Jack Caufield never imagined that he would wake up one day and find a dead woman in his bed. That sort of thing didn’t happen to guys like him. He was on his way to law school, but instead of fielding Socratic questions from law professors, he finds himself facing the third degree from a bunch of angry cops. Despite their efforts, they find nothing incriminating, and Jack is allowed to get on with his life.
Over the next fifteen years, he becomes a modestly successful corporate lawyer, a well-paid but insignificant cog in the Wall Street machine. He’s resigned to playing a disappointing role in the system that he has come to disdain, until he learns that his encounter with that unlucky girl may not have been coincidental. Confronted with the possibility that the men who run the prestigious financial institution that he now represents may have been involved in a shocking conspiracy, his search for the truth is complicated by the knowledge that discovering it could cost him the career that he’s spent his life chasing.
We almost want to end this interview right now so we can get to reading! Tell us more, though.
Peripheral Involvement explores Jack’s struggle to reconcile the reality of his life against his expectations and to refine his understanding of success. Along the way, it looks at the absurdity of the modern-day financial industry, the current state of the American Dream, our propensity for self-deception… and baseball.
Baseball? Okay. Now we’re wondering what genre this is.
I never felt like Peripheral Involvement had an obvious genre. It’s pretty easy to list the things that it’s not. It’s decidedly not fantasy, romance, horror or science fiction. It’s not at all for teens or young adults. It gets a bit trickier, though, when I try to define exactly what it is. A mystery? Well, there is certainly a big element of that in the story, but I’ve always hesitated to bill it as such, or at least primarily as such. Annointing a novel as a “mystery” creates the expectation that everything will be solved in the end, but one of the things that I was trying to explore in this book was the reality that we often have to live without satisfactory explanations, or affirmations that we made the right choices. There is a resolution in the end, but there is no Sherlock Holmes-like character that puts all of the pieces together.
All of that makes sense, but we have to give the readers something.
How about suspense/thriller? Again, there’s a lot of that here as well: the possibility of a high-reaching conspiracy, life and death consequences… but there’s also a strong focus on the main character’s perception of himself, and the world around him, that I wouldn’t want to minimize by appealing solely to readers’ thirst for adrenaline.
That kind of stuff suggests literary fiction, but that label always makes me squirm a bit. When I hear it, I always picture myself in a high-school English class trying to unpack the symbolism in Moby Dick, or something along those lines. That’s definitely not the kind of thing I was going for here. Besides, it seems redundant to call a novel “literary,” doesn’t it? Aren’t they all?
True. But we’re still going to have to press you for a definitive answer.
In the end, when pressed, I tell people that Peripheral Involvement is a realistic-literary-mystery-suspense-conspiracy-thriller. But all I really hope is that they find it to be an engaging story about an interesting character.
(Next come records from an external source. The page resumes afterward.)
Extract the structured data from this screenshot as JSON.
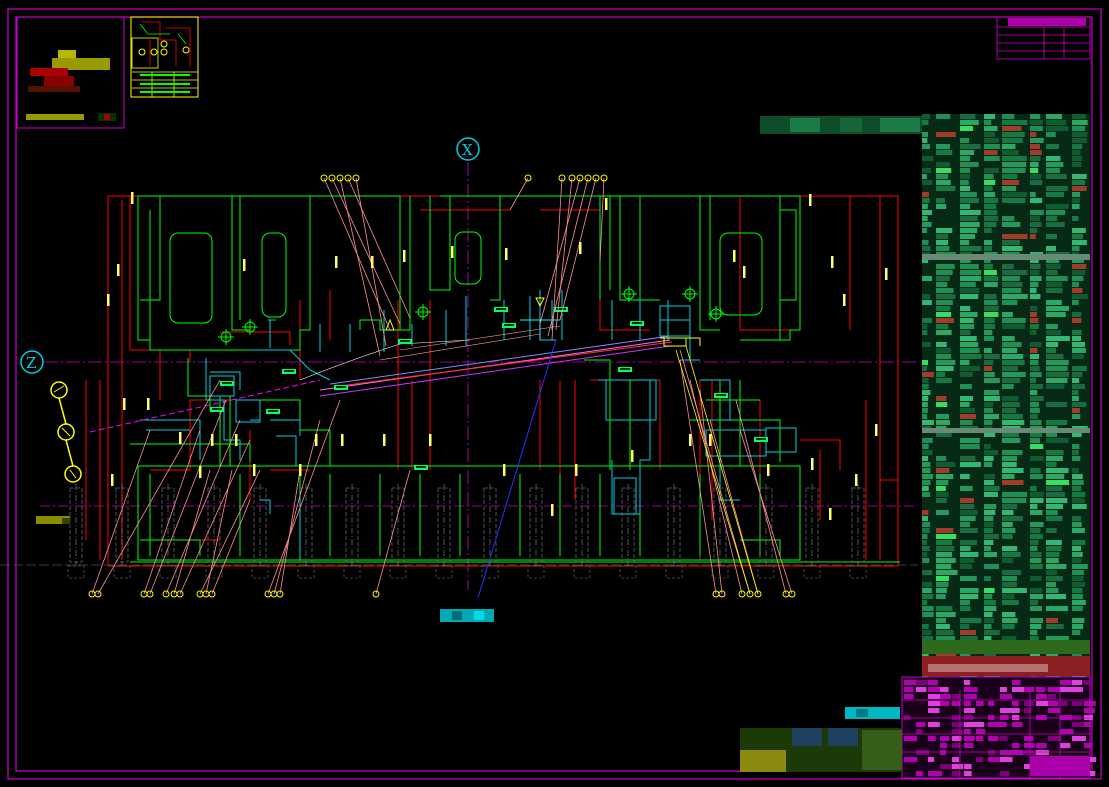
{
  "drawing": {
    "markers": {
      "x_marker": "X",
      "z_marker": "Z"
    },
    "colors": {
      "background": "#000000",
      "frame": "#cc00cc",
      "structure": "#00ff00",
      "dimension": "#ff0000",
      "pipe": "#00cfe0",
      "center_line": "#cc00cc",
      "leader": "#ff8a8a",
      "balloon": "#ffff00"
    },
    "callout_count_top": 12,
    "callout_count_bottom": 17
  }
}
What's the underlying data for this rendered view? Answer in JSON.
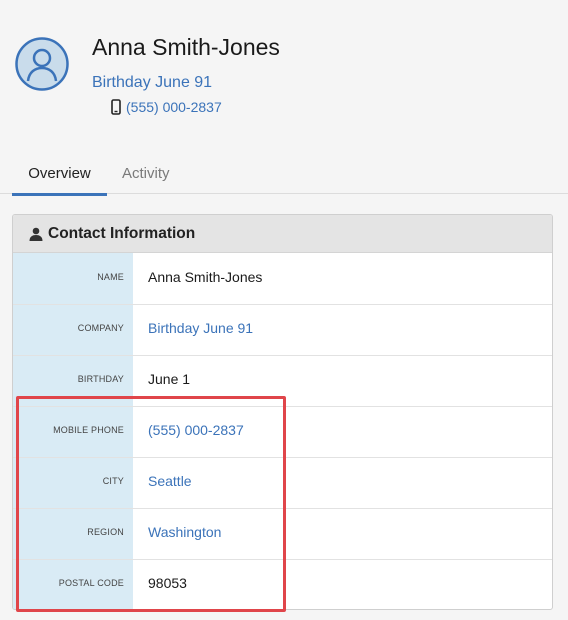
{
  "header": {
    "name": "Anna Smith-Jones",
    "company": "Birthday June 91",
    "phone": "(555) 000-2837"
  },
  "tabs": [
    {
      "label": "Overview",
      "active": true
    },
    {
      "label": "Activity",
      "active": false
    }
  ],
  "card": {
    "title": "Contact Information",
    "rows": [
      {
        "label": "NAME",
        "value": "Anna Smith-Jones",
        "link": false
      },
      {
        "label": "COMPANY",
        "value": "Birthday June 91",
        "link": true
      },
      {
        "label": "BIRTHDAY",
        "value": "June 1",
        "link": false
      },
      {
        "label": "MOBILE PHONE",
        "value": "(555) 000-2837",
        "link": true
      },
      {
        "label": "CITY",
        "value": "Seattle",
        "link": true
      },
      {
        "label": "REGION",
        "value": "Washington",
        "link": true
      },
      {
        "label": "POSTAL CODE",
        "value": "98053",
        "link": false
      }
    ]
  },
  "colors": {
    "accent": "#3b73b9",
    "label_column": "#d9ebf5",
    "highlight": "#e0454a"
  },
  "icons": {
    "avatar": "user-avatar-icon",
    "phone": "mobile-phone-icon",
    "card_header": "person-icon"
  }
}
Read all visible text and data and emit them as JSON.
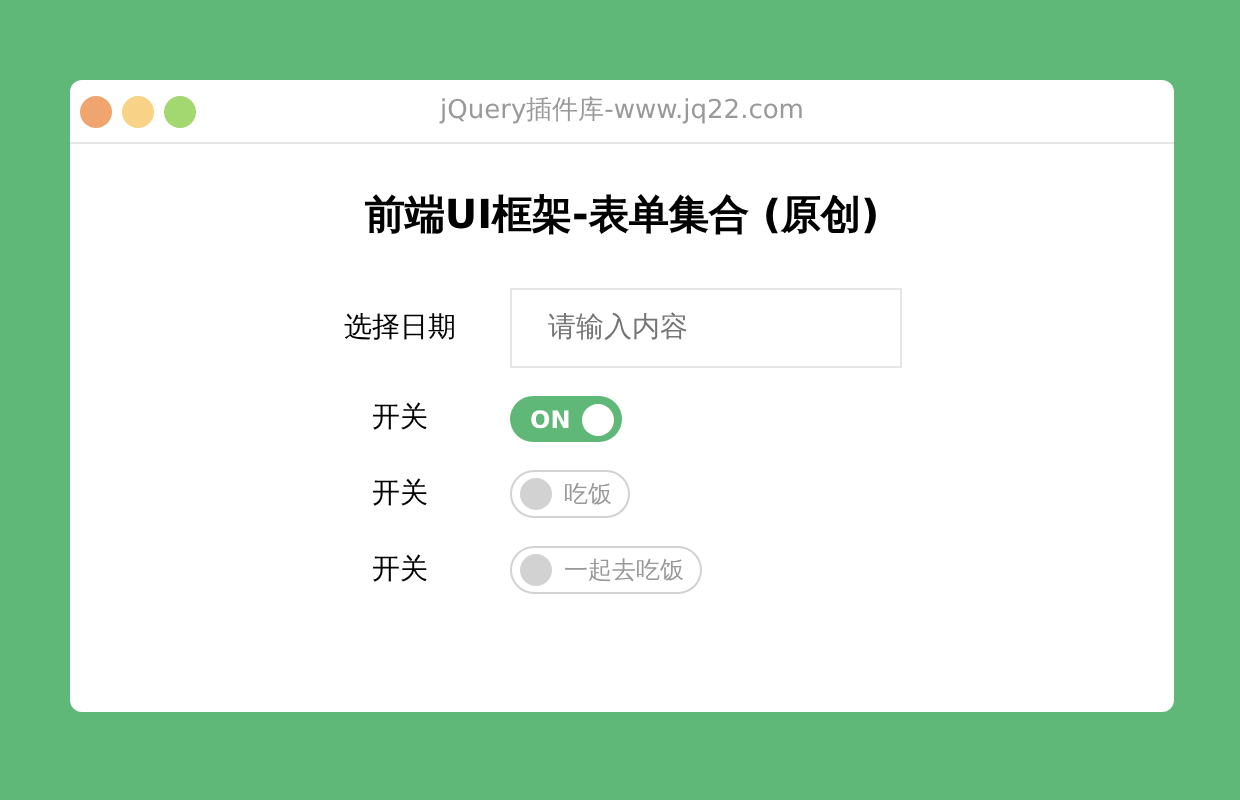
{
  "window": {
    "title": "jQuery插件库-www.jq22.com"
  },
  "heading": "前端UI框架-表单集合 (原创)",
  "rows": [
    {
      "kind": "input",
      "label": "选择日期",
      "placeholder": "请输入内容"
    },
    {
      "kind": "switch",
      "label": "开关",
      "on": true,
      "text": "ON"
    },
    {
      "kind": "switch",
      "label": "开关",
      "on": false,
      "text": "吃饭"
    },
    {
      "kind": "switch",
      "label": "开关",
      "on": false,
      "text": "一起去吃饭"
    }
  ]
}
Tell us about this interesting character.
Jack Caufield is very smart, but lazy and more than a little narcissistic. He’s jumped through all the hoops that he was supposed to, and he’s been successful, but he can’t figure out why he isn’t more satisfied with his situation. In the end, though, I think his honesty makes him a sympathetic character.
Have you written any other books that we should read next?
Not yet, but I’m working on it. I’m about 60,000 words into a new novel, completely different from the first. It’s a noir/mystery set in the Florida Keys, involving a disgraced former televangelist, his daughter, and an old-money New York family. I hope to finish it sometime in 2014.
Come back and tell us about it when it’s done.
Tell us a bit about yourself.
I was born and raised in Trenton, New Jersey, before heading off to Duke University to study mechanical engineering. After spending two years working as an engineer in Maryland, I changed course and enrolled in the University of Michigan Law School. For the past fourteen years, I have represented banks and hedge funds as a transactional attorney in private practice in New York. I live in Manhattan with my wife, Erinn, and my two daughters, Maureen and Madeleine.
Do you have a website where we can keep up with your work?
How easily do new storylines come to you? If we give you four random words – Man, Woman, Mexico, Future – can you give us a brief storyline?
I’m thinking of a man that runs a hedge fund in New York, who’s very successful and very rich. When his investments start to go badly, he tries to recover his losses through a bunch of speculative trades in commodities futures contracts, none of which pan out. With his fund reduced to a Ponzi scheme and knowing that it’s only a matter of time before his investors send the FBI after him, he makes arrangements to flee to Venezuela, via Mexico. His wife, who knows nothing about his troubles, is forced to decide on the spot if she’ll drop everything and follow her husband and his money into exile…